### STUDY MATERIAL:
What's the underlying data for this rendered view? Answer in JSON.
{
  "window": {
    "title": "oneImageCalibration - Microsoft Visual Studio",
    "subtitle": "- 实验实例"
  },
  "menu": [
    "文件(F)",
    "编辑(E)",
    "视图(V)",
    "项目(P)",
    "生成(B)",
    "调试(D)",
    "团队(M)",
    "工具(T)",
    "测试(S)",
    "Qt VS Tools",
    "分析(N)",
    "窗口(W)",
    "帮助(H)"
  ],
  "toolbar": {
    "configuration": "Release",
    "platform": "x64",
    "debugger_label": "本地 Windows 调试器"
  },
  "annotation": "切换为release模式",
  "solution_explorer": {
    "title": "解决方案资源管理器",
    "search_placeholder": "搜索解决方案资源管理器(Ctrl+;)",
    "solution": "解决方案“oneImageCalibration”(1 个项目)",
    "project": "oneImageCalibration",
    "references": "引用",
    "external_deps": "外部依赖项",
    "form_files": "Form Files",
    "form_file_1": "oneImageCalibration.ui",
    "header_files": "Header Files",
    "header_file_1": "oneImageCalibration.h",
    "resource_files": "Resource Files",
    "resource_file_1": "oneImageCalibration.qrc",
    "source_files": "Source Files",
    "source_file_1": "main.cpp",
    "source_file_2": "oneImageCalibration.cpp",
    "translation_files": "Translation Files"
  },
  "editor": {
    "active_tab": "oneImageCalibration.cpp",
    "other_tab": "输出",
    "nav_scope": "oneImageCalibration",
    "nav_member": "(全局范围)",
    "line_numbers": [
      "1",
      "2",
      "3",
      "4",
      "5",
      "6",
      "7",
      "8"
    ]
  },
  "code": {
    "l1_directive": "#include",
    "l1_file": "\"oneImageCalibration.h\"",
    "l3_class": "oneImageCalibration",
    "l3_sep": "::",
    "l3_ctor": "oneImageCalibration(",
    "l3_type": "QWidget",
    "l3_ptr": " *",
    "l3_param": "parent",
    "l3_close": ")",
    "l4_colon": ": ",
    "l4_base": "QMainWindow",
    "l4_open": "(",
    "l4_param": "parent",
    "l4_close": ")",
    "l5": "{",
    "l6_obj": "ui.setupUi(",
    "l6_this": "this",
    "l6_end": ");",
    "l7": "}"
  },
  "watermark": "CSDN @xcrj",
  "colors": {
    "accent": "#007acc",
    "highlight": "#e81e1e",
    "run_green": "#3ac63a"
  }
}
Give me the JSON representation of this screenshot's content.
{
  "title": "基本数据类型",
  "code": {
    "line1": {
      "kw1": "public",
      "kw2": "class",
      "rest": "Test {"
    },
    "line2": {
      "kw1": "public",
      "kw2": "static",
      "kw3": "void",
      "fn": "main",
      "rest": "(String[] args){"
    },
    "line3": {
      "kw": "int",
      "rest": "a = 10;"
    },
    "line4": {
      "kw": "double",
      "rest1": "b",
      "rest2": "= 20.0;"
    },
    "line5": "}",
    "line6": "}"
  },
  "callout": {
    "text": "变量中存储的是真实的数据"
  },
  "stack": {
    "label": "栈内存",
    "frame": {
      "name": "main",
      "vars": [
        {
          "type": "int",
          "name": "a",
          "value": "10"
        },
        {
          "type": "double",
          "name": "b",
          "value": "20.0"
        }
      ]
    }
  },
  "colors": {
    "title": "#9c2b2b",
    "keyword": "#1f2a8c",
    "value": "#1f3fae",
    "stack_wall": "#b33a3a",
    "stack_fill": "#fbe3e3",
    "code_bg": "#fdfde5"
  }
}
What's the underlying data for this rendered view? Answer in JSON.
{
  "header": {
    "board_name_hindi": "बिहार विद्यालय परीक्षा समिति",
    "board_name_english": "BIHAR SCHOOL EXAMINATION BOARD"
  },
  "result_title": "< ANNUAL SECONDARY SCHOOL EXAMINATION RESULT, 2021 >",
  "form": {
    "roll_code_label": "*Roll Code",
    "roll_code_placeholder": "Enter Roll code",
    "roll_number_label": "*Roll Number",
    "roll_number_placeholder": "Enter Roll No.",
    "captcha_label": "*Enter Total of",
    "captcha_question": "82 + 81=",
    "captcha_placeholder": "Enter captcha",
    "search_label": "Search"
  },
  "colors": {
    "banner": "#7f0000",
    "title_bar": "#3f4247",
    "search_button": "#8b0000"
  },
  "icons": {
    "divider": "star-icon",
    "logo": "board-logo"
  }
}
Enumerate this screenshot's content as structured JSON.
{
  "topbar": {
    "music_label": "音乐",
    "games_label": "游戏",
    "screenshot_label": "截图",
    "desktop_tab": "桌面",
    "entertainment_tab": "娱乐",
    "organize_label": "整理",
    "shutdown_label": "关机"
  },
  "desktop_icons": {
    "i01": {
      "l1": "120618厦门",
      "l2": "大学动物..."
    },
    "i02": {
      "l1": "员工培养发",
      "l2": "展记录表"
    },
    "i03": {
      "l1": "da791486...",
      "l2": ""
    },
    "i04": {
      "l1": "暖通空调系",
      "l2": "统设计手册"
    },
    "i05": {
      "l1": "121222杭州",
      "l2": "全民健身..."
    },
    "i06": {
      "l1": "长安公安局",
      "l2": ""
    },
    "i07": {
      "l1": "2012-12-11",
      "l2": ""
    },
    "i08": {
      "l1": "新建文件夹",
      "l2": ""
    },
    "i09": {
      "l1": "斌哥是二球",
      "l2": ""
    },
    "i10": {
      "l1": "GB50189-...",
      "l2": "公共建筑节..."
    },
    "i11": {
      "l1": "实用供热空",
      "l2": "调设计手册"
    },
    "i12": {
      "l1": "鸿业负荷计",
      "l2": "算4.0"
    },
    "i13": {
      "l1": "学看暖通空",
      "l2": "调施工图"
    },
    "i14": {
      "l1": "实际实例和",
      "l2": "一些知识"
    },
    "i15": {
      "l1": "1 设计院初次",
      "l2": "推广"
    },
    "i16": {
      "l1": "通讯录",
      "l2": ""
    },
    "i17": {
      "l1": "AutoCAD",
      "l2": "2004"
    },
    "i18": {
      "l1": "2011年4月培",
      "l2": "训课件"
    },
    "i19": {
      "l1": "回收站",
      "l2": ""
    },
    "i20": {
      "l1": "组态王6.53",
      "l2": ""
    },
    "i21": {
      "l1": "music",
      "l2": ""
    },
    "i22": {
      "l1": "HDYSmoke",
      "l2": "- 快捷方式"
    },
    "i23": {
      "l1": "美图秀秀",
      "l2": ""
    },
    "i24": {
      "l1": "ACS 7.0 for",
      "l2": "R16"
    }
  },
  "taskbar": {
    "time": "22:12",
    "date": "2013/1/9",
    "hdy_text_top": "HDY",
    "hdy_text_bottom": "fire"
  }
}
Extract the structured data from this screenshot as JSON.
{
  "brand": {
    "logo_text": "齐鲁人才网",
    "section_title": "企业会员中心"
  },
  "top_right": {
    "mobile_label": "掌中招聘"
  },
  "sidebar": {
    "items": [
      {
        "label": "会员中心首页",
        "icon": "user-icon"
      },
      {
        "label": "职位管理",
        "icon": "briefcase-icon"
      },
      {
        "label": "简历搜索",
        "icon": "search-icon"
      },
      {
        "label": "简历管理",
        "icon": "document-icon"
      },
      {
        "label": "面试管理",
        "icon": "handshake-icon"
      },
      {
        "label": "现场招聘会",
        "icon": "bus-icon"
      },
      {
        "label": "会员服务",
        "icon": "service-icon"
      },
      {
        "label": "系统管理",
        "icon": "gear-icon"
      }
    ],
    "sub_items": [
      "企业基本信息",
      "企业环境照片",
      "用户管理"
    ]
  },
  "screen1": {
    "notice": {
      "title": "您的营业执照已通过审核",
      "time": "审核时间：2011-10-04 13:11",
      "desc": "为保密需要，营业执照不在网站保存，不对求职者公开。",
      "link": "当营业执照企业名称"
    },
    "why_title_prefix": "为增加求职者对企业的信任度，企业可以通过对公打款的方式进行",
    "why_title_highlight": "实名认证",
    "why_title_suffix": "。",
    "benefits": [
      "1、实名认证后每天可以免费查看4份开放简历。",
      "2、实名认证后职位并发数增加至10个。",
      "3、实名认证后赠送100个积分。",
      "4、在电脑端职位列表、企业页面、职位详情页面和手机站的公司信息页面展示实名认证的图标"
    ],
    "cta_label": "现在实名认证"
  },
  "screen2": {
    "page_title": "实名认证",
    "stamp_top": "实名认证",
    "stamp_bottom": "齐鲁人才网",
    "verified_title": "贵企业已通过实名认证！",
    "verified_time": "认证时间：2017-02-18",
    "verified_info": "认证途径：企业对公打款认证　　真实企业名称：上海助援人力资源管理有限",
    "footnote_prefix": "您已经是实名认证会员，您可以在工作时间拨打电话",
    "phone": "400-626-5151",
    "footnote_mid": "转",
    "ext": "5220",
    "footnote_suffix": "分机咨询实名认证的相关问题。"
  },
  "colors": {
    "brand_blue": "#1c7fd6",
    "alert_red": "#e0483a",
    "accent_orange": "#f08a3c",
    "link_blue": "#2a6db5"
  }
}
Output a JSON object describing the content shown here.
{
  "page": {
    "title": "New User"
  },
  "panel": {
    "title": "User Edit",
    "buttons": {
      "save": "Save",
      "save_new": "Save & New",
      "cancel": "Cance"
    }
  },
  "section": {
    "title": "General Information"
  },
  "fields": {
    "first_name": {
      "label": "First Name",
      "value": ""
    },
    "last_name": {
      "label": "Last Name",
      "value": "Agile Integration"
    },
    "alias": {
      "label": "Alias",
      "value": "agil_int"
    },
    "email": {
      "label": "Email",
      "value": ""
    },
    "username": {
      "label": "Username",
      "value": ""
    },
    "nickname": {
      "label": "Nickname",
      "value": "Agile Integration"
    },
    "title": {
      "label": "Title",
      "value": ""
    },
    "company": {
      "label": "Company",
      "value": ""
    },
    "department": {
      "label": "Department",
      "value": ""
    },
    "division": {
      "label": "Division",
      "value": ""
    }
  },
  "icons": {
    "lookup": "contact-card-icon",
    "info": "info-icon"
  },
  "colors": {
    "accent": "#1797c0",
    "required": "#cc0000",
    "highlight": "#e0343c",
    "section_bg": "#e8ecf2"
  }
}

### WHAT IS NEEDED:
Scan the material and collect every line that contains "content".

### WRITTEN SOLUTION:
Give me the JSON representation of this screenshot's content.
Enumerate this screenshot's content as structured JSON.
Output a JSON object describing the content shown here.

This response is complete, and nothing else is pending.